(INPUT DATA)

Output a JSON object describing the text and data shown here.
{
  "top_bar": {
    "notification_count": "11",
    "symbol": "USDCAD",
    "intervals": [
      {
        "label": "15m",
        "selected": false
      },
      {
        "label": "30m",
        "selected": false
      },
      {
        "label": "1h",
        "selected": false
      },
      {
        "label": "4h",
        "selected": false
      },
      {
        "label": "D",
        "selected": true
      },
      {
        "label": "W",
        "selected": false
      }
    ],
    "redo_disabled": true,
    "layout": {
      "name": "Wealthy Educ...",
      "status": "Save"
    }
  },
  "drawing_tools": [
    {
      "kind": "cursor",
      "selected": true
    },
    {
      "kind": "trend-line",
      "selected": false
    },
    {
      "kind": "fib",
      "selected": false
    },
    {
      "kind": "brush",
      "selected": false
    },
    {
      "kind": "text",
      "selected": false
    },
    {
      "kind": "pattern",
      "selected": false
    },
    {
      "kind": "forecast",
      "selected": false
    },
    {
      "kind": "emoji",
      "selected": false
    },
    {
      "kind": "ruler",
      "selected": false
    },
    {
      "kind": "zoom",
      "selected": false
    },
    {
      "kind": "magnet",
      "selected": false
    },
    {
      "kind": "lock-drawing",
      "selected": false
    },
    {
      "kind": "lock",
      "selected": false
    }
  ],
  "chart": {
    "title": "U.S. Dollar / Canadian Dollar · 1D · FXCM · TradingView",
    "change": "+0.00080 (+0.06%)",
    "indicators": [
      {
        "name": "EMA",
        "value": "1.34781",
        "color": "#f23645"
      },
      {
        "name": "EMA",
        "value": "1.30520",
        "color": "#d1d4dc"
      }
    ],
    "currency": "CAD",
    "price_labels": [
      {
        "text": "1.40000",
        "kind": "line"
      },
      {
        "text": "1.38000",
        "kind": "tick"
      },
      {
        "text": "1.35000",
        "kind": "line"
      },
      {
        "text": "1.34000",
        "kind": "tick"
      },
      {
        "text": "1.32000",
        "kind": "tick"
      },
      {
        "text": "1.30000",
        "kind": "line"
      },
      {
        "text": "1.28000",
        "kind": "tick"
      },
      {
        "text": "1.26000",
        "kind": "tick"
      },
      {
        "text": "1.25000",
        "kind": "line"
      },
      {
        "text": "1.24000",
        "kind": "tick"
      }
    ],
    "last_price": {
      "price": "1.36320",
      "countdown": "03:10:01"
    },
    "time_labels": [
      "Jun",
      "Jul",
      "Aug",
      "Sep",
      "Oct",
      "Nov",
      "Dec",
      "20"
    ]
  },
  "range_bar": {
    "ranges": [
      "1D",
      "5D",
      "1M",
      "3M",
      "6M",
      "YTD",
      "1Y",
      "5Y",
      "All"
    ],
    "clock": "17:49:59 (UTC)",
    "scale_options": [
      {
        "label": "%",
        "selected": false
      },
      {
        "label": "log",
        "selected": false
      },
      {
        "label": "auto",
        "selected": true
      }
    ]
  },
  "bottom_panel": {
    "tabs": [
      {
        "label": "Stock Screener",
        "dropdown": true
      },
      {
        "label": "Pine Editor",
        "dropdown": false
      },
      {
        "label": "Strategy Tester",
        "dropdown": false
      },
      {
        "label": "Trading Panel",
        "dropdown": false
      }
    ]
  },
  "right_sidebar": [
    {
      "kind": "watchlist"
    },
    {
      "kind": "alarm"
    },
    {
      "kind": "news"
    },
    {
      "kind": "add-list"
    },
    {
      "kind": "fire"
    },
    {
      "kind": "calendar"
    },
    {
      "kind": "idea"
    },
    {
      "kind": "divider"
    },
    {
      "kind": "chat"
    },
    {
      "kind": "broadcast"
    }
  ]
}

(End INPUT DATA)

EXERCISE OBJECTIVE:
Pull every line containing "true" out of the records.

RESULT OF THIS TASK:
        "selected": true
    "redo_disabled": true,
      "selected": true
        "selected": true
        "dropdown": true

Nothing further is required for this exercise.